Overview of the Office of the Inspector General
The Office of the Inspector General (OIG) is comprised of our Office of Investigations (OI), Office of Audit (OA), Office of the Chief Counsel to the Inspector General (OCCIG), and Office of Executive Operations (OEO). To ensure compliance with policies and procedures, internal controls, and professional standards, we also have a comprehensive Professional Responsibility and Quality Assurance program.

Office of Audit
OA conducts and/or supervises financial and performance audits of the Social Security Administration’s (SSA) programs and operations and makes recommendations to ensure program objectives are achieved effectively and efficiently. Financial audits assess whether SSA’s financial statements fairly present SSA’s financial position, results of operations, and cash flow. Performance audits review the economy, efficiency, and effectiveness of SSA’s programs and operations. OA also conducts short-term management and program evaluations and projects on issues of concern to SSA, Congress, and the general public.

Office of Investigations
OI conducts and coordinates investigative activity related to fraud, waste, abuse, and mismanagement in SSA programs and operations. This includes wrongdoing by applicants, beneficiaries, contractors, third parties, or SSA employees performing their official duties. This office serves as OIG liaison to the Department of Justice on all matters relating to the investigations of SSA programs and personnel. OI also conducts joint investigations with other Federal, State, and local law enforcement agencies.

Office of the Chief Counsel to the Inspector General
OCCIG provides independent legal advice and counsel to the IG on various matters, including statutes, regulations, legislation, and policy directives. OCCIG also advises the IG on investigative procedures and techniques, as well as on legal implications and conclusions to be drawn from audit and investigative material. Finally, OCCIG administers the Civil Monetary Penalty program.

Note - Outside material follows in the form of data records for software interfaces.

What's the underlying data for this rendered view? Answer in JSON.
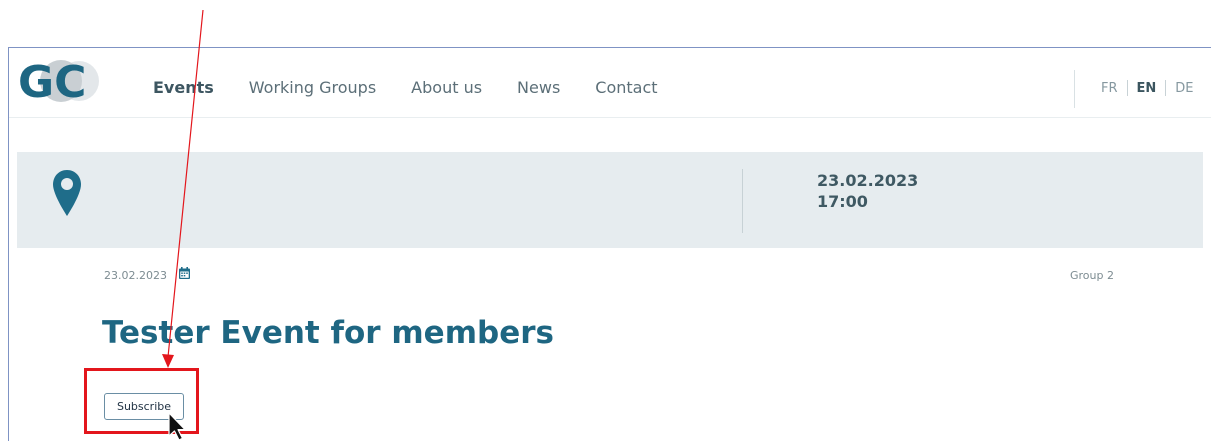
{
  "nav": {
    "logo_text": "GC",
    "links": [
      {
        "label": "Events",
        "active": true
      },
      {
        "label": "Working Groups",
        "active": false
      },
      {
        "label": "About us",
        "active": false
      },
      {
        "label": "News",
        "active": false
      },
      {
        "label": "Contact",
        "active": false
      }
    ],
    "languages": [
      {
        "code": "FR",
        "active": false
      },
      {
        "code": "EN",
        "active": true
      },
      {
        "code": "DE",
        "active": false
      }
    ]
  },
  "banner": {
    "icon": "location-pin-icon",
    "date": "23.02.2023",
    "time": "17:00",
    "accent_color": "#1f6d8a"
  },
  "event": {
    "date": "23.02.2023",
    "date_icon": "calendar-icon",
    "group": "Group 2",
    "title": "Tester Event for members",
    "subscribe_label": "Subscribe"
  },
  "annotation": {
    "color": "#e3161c",
    "cursor_icon": "mouse-pointer-icon"
  }
}
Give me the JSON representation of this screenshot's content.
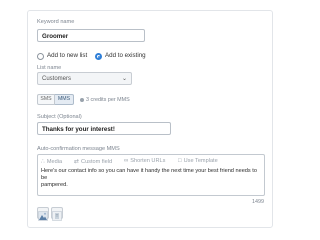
{
  "keyword": {
    "label": "Keyword name",
    "value": "Groomer"
  },
  "list_choice": {
    "options": [
      {
        "label": "Add to new list",
        "selected": false
      },
      {
        "label": "Add to existing",
        "selected": true
      }
    ]
  },
  "list_name": {
    "label": "List name",
    "value": "Customers"
  },
  "message_type": {
    "options": [
      "SMS",
      "MMS"
    ],
    "active": "MMS",
    "credits": "3 credits per MMS"
  },
  "subject": {
    "label": "Subject (Optional)",
    "value": "Thanks for your interest!"
  },
  "auto_message": {
    "label": "Auto-confirmation message MMS",
    "toolbar": [
      "Media",
      "Custom field",
      "Shorten URLs",
      "Use Template"
    ],
    "text_line1": "Here's our contact info so you can have it handy the next time your best friend needs to be",
    "text_line2": "pampered.",
    "char_count": "1499"
  },
  "colors": {
    "accent": "#2f7fd8",
    "border": "#c3c9d0",
    "label": "#7d8590"
  }
}
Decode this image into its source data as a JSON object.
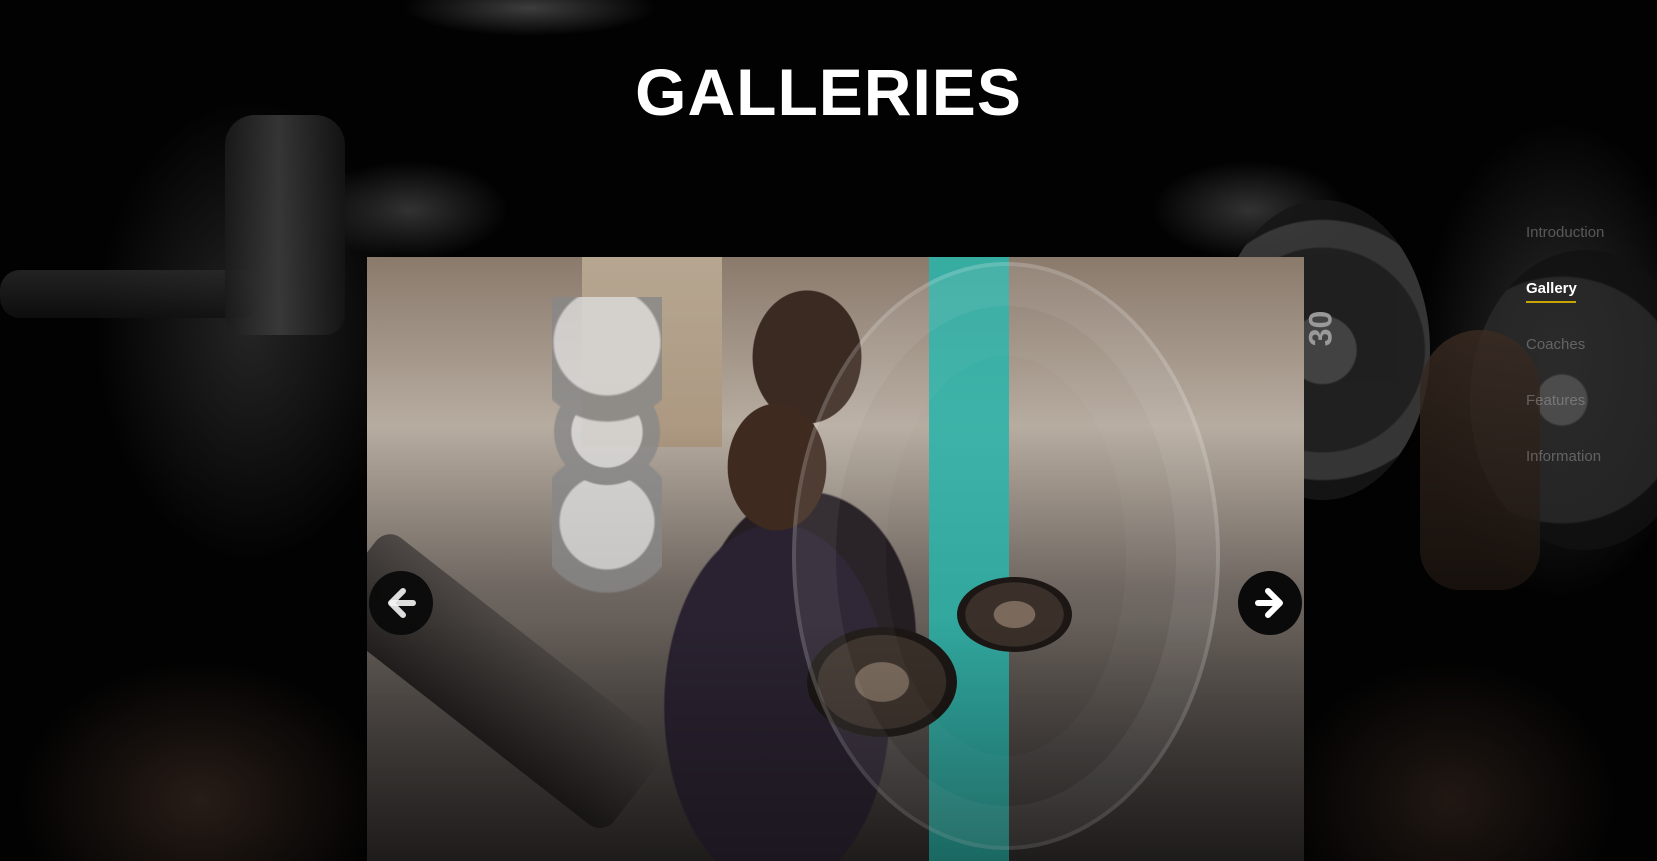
{
  "page": {
    "title": "GALLERIES"
  },
  "background": {
    "plate_number": "30"
  },
  "slider": {
    "prev_icon": "arrow-left-icon",
    "next_icon": "arrow-right-icon"
  },
  "nav": {
    "items": [
      {
        "label": "Introduction",
        "active": false
      },
      {
        "label": "Gallery",
        "active": true
      },
      {
        "label": "Coaches",
        "active": false
      },
      {
        "label": "Features",
        "active": false
      },
      {
        "label": "Information",
        "active": false
      }
    ],
    "accent_color": "#c8a400"
  }
}
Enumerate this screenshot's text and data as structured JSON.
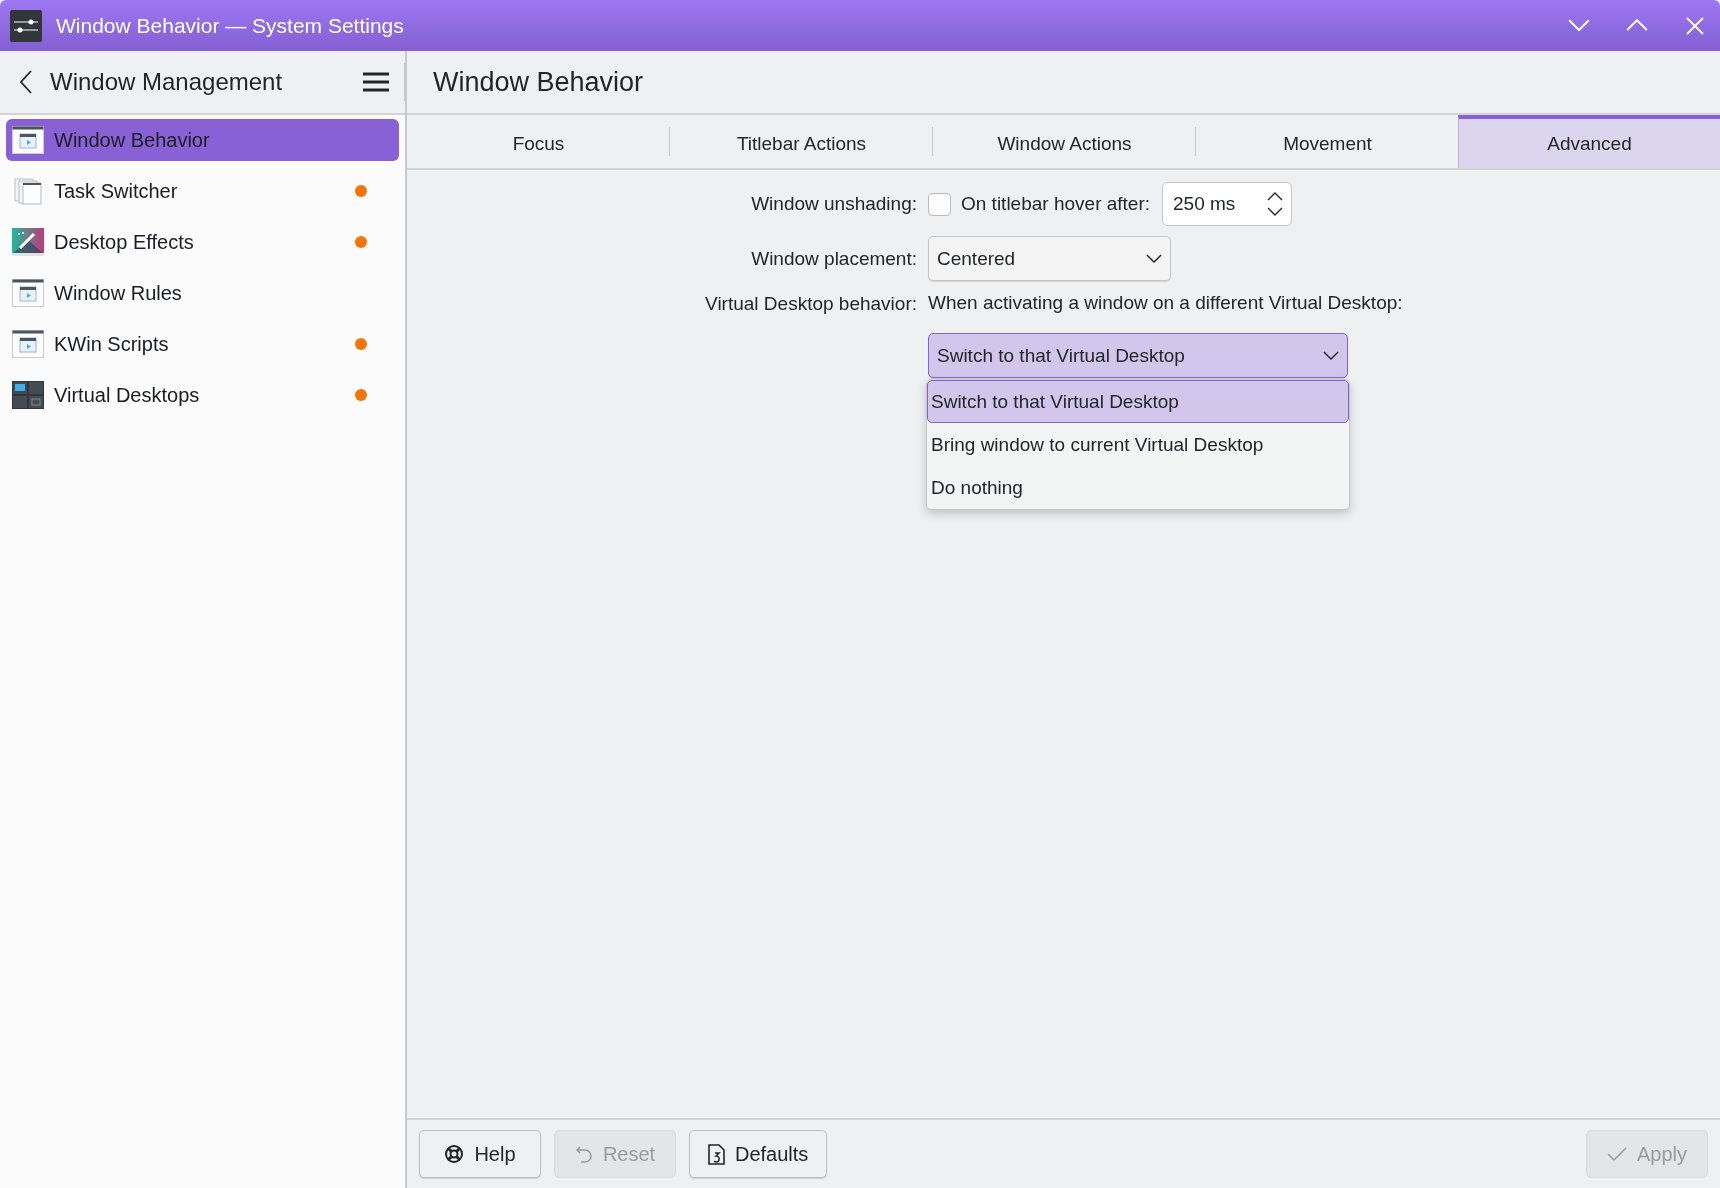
{
  "window": {
    "title": "Window Behavior — System Settings"
  },
  "sidebar": {
    "title": "Window Management",
    "items": [
      {
        "label": "Window Behavior",
        "selected": true,
        "modified": false
      },
      {
        "label": "Task Switcher",
        "selected": false,
        "modified": true
      },
      {
        "label": "Desktop Effects",
        "selected": false,
        "modified": true
      },
      {
        "label": "Window Rules",
        "selected": false,
        "modified": false
      },
      {
        "label": "KWin Scripts",
        "selected": false,
        "modified": true
      },
      {
        "label": "Virtual Desktops",
        "selected": false,
        "modified": true
      }
    ]
  },
  "page_title": "Window Behavior",
  "tabs": [
    {
      "label": "Focus",
      "selected": false
    },
    {
      "label": "Titlebar Actions",
      "selected": false
    },
    {
      "label": "Window Actions",
      "selected": false
    },
    {
      "label": "Movement",
      "selected": false
    },
    {
      "label": "Advanced",
      "selected": true
    }
  ],
  "form": {
    "unshading": {
      "label": "Window unshading:",
      "checkbox": {
        "label": "On titlebar hover after:",
        "checked": false
      },
      "delay": {
        "value": "250 ms"
      }
    },
    "placement": {
      "label": "Window placement:",
      "value": "Centered"
    },
    "virtual_desktop": {
      "label": "Virtual Desktop behavior:",
      "description": "When activating a window on a different Virtual Desktop:",
      "value": "Switch to that Virtual Desktop",
      "expanded": true,
      "options": [
        {
          "label": "Switch to that Virtual Desktop",
          "selected": true
        },
        {
          "label": "Bring window to current Virtual Desktop",
          "selected": false
        },
        {
          "label": "Do nothing",
          "selected": false
        }
      ]
    }
  },
  "footer": {
    "left": [
      {
        "kind": "help",
        "label": "Help",
        "disabled": false
      },
      {
        "kind": "reset",
        "label": "Reset",
        "disabled": true
      },
      {
        "kind": "defaults",
        "label": "Defaults",
        "disabled": false
      }
    ],
    "right": [
      {
        "kind": "apply",
        "label": "Apply",
        "disabled": true
      }
    ]
  }
}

Office of Executive Operations
OEO supports OIG by providing information resource management and systems security. OEO also coordinates OIG’s budget, procurement, telecommunications, facilities, and human resources. In addition, OEO is the focal point for OIG’s strategic planning function and the development and implementation of performance measures required by the Government Performance and Results Act of 1993.